But let’s go a little deeper. Let’s ask the questions that many outside the Church might ask, questions like, “What have you to do with my use of alcohol, tobacco, or marijuana?” “What have you to do with my sexual orientation?” “What have you to do with my views on abortion?” “What have you to do with my use of birth control?” “What have you to do with my view of evolution?” The Word of God speaks to all these issues but when the Church speaks to them it can appear as an invasion of privacy, an invasion of a part of life in which the Church doesn’t belong. But what is truly the issue is the question, “What have you to do with us, Jesus of Nazareth? Have you come to destroy us? I know who you are—the Holy One of God.”
The Word of God reveals and when we speak it faithfully it reveals the gods within our lives that we do not want destroyed. It reveals the love of self over the love of God. There are three means through which we are tempted; the devil, the world, and our own sinful nature. The Word of God attacks all three but it is from our sinful nature that the question arises, “What have you to do with me, Jesus?” And here is the beauty of our Gospel text today.

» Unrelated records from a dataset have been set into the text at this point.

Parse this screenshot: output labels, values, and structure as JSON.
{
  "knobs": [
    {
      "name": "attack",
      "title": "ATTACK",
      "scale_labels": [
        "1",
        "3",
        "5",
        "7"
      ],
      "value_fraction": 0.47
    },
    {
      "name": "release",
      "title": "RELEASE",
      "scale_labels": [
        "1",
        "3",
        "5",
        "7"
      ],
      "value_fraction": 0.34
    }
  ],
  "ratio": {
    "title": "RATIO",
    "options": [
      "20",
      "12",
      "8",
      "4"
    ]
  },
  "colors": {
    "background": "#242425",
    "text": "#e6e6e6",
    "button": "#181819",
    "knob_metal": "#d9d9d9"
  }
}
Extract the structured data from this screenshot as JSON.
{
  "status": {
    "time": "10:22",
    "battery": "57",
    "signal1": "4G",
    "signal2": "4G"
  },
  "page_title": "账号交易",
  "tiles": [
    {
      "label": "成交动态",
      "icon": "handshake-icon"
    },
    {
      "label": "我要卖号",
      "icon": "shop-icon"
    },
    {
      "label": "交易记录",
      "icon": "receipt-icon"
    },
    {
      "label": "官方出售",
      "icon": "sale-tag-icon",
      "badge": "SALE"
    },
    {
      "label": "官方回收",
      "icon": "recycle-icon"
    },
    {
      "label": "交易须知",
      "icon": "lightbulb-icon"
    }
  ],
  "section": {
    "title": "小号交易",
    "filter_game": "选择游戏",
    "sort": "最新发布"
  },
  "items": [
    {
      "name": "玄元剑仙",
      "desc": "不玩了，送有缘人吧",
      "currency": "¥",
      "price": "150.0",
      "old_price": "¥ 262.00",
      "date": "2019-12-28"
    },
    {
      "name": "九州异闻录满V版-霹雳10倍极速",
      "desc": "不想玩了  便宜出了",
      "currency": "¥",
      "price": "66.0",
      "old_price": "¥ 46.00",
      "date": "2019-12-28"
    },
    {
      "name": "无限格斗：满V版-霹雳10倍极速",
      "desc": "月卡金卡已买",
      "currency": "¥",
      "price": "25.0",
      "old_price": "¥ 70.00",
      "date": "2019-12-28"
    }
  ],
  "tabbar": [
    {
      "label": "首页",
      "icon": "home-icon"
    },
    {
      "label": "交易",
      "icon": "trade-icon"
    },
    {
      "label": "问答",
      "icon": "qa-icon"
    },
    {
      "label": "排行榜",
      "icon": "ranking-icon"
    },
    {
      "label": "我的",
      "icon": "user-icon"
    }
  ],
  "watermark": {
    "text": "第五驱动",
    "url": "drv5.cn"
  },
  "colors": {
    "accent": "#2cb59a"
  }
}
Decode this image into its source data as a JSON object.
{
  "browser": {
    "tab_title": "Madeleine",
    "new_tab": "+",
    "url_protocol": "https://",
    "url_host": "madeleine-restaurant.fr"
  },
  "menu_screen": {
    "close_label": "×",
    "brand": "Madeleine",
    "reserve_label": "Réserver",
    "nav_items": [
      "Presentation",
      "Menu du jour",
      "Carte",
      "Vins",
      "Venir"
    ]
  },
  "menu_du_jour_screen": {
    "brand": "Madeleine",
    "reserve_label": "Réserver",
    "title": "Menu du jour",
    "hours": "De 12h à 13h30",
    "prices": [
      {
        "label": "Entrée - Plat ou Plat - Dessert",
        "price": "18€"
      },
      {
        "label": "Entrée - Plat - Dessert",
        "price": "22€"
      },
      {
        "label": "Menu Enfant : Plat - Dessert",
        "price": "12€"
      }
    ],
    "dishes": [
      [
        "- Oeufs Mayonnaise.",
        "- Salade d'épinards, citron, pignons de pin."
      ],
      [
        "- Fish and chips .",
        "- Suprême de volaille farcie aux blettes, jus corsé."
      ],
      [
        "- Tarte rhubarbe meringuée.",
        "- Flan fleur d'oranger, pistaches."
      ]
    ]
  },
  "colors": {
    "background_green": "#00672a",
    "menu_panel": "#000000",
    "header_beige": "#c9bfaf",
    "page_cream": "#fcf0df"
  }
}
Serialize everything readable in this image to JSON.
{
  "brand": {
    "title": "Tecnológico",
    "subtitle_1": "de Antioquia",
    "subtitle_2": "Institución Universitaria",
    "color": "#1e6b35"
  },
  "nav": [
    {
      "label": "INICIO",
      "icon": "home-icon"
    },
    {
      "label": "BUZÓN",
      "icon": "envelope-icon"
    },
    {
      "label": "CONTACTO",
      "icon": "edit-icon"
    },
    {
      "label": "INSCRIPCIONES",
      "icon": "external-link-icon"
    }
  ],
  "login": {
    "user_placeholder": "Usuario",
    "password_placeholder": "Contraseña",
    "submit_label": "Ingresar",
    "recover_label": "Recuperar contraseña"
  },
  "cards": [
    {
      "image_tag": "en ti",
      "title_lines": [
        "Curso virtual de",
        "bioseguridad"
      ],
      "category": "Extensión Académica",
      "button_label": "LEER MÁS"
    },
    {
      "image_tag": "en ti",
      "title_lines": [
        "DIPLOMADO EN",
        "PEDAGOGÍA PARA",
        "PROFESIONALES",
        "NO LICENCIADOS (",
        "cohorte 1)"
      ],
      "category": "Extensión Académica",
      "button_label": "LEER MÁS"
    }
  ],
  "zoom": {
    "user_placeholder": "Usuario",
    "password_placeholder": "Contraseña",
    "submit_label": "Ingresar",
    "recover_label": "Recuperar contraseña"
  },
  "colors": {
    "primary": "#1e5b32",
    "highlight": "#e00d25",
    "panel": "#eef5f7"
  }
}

“But Jesus rebuked him, saying, “Be silent, and come out of him!” And the unclean spirit, convulsing him and crying out with a loud voice, came out of him.” (Mark 1:25-26) Jesus separated the unclean spirit from the man. Jesus cast out the demon and preserved the man. That is what Jesus does. That is the doing He does. Together the man and the unclean spirit ask the question, “What have you to do with us?” And Jesus does what He does. He removes the unclean and restores life. He destroys the sinful nature and recreates the saint. But notice that it was not without pain and crying.

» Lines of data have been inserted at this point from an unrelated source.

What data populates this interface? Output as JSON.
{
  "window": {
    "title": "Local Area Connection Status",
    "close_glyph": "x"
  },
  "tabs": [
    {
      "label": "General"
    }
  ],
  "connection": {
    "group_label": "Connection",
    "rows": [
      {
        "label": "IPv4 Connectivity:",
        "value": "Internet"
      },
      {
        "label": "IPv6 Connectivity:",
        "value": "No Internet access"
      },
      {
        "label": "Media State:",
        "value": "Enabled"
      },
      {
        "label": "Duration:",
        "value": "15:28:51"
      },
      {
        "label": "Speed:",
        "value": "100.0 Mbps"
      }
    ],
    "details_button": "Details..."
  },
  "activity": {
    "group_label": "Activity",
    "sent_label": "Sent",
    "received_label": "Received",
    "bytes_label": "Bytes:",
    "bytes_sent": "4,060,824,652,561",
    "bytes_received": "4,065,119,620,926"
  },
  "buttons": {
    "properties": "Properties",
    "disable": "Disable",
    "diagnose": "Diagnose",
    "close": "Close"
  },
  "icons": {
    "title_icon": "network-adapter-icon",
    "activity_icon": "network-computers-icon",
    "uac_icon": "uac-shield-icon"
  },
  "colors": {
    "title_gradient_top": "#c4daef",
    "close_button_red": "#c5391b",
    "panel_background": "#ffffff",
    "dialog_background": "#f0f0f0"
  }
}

If we are honest with ourselves we have to confess that we do not like to ask the question because we are fearful of the answer. We know that if we ask Jesus, “What have you to do with me?” His answer will probably bring forth much convulsing and crying out. The sinful nature within does not die peacefully. It is constantly fighting against the authority of Jesus. If you don’t believe me just consider the thoughts that go through your head when I speak these words: you are forgiven. Did you receive them in their fullness or did the attacks start to come? Did the sinful nature within cry out that you are not that bad of a sinner? Did it cry out that God is not capable of forgiving a specific sin? Or did it simply cry out, “What have you to do with us, Jesus?”

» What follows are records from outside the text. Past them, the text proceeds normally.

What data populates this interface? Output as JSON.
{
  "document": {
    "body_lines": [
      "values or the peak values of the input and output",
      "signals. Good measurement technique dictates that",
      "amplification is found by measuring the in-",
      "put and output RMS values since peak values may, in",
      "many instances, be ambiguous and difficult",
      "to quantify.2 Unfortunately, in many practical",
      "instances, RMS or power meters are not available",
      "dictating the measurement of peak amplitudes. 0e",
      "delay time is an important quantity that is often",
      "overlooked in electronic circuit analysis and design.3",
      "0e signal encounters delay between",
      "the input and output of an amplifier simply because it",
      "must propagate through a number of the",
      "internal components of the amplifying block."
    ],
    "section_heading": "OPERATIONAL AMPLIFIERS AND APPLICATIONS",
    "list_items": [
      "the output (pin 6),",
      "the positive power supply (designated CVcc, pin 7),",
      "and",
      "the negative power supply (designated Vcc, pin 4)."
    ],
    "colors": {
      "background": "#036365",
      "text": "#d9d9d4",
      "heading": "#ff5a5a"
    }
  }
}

You know the answer to that question. You know that He is the Holy one of God who has already taken your sin to the cross. That is what He has to do with you. That is what He did with you. We were all like sheep who had gone astray but the great Shepherd of our souls took on flesh and came into our world for one thing, to do for us what we could not do. He came to redeem us and restore us back to God. Jesus did what He did. He destroyed the works of the devil and all his demons and He brought life and light to the world. He brought life and light to you and to me. Jesus still does what He does. He is still doing that doing He does. He is still interceding on our behalf separating the sin from the saint.
In a matter of minutes you will taste and see afresh the doing He does. You will partake of the very body and blood of Jesus and in your doing you will receive the doing that He did for you upon the cross. You will taste the true forgiveness that is yours. As you approach the table go ahead and aske the question, “What have you to do with me Jesus?” Then hear Him say, “I do the forgiveness of all your sin. I do the peace within you.” Amen.